Updated: Aug 2
While most people grab a good book to relax before slipping off into that nighttime coma we seek after a hard day at work, for me a good read is finding published articles that answer my endless questions. Most recently the question has been which regional block and why? I started with the ilioinguinal and quadratus lumborum.
My research led me in two different directions. I started with article one (below) and could have stopped there with a satisfactory answer to my question, but it led me down that rabbit hole where I quickly found article two. I closed this book (articles) with the thought that there are always 2 sides to every story and seldom leads to a clear and direct answer. So I thought I would turn to you for your opinion.

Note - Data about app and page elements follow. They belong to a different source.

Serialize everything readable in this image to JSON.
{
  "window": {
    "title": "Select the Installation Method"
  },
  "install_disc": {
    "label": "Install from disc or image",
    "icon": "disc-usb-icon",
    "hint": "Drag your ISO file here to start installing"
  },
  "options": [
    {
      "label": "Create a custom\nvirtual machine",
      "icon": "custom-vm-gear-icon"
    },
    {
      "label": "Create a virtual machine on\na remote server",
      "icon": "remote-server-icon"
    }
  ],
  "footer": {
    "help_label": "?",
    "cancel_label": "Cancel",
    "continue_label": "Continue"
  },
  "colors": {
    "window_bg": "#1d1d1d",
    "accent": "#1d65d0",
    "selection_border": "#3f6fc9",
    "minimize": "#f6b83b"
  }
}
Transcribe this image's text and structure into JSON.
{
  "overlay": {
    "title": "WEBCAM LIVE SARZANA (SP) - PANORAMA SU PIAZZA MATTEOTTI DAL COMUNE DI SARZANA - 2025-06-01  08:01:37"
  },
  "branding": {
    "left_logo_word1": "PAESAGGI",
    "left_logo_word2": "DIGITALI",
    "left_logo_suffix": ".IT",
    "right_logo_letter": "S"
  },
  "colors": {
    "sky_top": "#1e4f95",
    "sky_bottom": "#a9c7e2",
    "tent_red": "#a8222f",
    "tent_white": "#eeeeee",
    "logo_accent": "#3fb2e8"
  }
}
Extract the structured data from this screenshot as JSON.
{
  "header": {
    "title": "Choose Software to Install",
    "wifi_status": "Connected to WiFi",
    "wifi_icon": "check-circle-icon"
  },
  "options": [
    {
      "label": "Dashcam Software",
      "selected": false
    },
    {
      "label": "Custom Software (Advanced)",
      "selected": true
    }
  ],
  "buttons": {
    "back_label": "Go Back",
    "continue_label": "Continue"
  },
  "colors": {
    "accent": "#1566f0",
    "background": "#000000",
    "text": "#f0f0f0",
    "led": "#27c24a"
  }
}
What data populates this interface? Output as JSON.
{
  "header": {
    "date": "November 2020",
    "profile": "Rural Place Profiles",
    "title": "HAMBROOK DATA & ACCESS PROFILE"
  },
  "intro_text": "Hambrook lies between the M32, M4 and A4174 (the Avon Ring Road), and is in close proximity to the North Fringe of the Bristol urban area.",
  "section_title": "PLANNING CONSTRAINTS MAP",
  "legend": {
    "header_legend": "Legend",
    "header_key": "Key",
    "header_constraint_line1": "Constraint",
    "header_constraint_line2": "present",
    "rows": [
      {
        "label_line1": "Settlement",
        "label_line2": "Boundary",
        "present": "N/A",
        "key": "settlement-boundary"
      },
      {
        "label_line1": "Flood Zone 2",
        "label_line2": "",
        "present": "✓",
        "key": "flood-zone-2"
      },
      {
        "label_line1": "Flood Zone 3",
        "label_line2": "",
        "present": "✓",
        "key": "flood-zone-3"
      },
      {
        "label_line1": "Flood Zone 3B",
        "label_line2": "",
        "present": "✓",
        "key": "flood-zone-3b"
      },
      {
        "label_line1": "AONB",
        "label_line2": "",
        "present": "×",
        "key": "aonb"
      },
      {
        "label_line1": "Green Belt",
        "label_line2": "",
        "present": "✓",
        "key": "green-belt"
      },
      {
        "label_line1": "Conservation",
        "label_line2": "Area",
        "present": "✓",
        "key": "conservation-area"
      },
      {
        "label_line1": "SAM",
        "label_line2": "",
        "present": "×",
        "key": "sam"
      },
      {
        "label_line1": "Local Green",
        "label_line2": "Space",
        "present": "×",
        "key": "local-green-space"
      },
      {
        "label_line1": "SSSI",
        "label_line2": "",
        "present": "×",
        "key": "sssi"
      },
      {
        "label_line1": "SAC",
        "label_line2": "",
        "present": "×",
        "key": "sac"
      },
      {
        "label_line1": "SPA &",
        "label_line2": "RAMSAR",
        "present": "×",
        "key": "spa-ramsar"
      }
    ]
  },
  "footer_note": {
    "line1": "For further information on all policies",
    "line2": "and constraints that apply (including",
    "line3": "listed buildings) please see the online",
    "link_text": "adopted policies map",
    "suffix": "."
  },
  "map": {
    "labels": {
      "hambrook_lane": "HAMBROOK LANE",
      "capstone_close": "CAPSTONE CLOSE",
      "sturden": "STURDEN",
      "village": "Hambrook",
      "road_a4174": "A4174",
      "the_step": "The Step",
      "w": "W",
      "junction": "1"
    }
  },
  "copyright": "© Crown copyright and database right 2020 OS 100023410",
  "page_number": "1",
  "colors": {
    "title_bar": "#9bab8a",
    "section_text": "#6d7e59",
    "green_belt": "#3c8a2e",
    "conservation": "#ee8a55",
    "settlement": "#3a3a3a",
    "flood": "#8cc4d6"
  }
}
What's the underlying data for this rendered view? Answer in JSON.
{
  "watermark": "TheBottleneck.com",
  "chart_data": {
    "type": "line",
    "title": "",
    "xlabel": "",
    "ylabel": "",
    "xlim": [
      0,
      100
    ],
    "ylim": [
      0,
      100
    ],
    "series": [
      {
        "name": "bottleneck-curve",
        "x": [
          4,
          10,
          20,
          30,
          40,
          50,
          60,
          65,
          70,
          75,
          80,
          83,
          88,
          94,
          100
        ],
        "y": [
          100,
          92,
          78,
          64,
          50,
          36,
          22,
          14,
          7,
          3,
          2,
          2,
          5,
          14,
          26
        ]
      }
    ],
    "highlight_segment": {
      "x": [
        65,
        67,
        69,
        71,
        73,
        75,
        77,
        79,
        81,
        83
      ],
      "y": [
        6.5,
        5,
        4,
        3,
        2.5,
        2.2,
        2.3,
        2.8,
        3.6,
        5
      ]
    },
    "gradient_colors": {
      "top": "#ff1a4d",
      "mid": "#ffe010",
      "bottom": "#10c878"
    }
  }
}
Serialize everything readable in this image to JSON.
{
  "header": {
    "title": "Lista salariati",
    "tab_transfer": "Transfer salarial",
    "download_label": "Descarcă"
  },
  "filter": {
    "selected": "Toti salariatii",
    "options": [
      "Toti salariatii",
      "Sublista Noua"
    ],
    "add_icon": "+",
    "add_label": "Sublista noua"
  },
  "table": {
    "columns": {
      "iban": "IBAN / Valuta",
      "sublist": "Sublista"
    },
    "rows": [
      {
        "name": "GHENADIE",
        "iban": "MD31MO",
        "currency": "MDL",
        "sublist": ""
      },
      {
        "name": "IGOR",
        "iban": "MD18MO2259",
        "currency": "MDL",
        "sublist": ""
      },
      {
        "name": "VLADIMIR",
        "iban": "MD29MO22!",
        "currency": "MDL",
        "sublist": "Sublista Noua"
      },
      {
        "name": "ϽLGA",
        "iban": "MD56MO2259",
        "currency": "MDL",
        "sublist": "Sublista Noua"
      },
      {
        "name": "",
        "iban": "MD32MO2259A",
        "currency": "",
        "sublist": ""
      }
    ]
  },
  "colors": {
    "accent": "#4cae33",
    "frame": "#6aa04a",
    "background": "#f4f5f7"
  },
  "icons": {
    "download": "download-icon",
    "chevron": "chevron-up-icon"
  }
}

This study included a randomized group to preoperatively receive either an IINB or a transmuscular QLB with 0.25% bupivacaine/epinephrine/clonidine for postoperative analgesia. Outcomes included resting NRS pain scores at 8 and 24 hours, movement NRS pain scores at 24 hours, incidence of opioid related side effects (nausea, vomiting, pruritus), time-to-first oral opioid analgesic, and total opioid consumption at 24 hours.
This study concluded an IINB and a transmuscular QLB are equivalent with regards to their ability to provide postoperative analgesia after OIH
Article two, Ultrasound-guided quadratus lumborum block versus ilioinguinal–iliohypogastric nerve block with wound infiltration for postoperative analgesia in unilateral inguinal surgeries: A randomised controlled trial
This study included Group QL received 20 ml of inj. ropivacaine 0.5% while patients in Group IL received 10 ml of inj. ropivacaine 0.5% at the ilioinguinal–iliohypogastric nerve site and 10 ml of inj. ropivacaine 0.5% that was locally infiltrated at the surgical site. Duration of analgesia, Visual Analogue Scale (VAS) score, total requirement of analgesic dosage in the first 24 hours, and patient satisfaction score were compared in both the groups.
This study concluded that US-guided QL block significantly prolongs the duration and quality of postoperative analgesia, thereby reducing analgesic consumption and increasing overall patient satisfaction.
Valkyrie Simulators provides both Ilioinguinal & Quadratus Lumborum simulators for teaching, learning, and practice.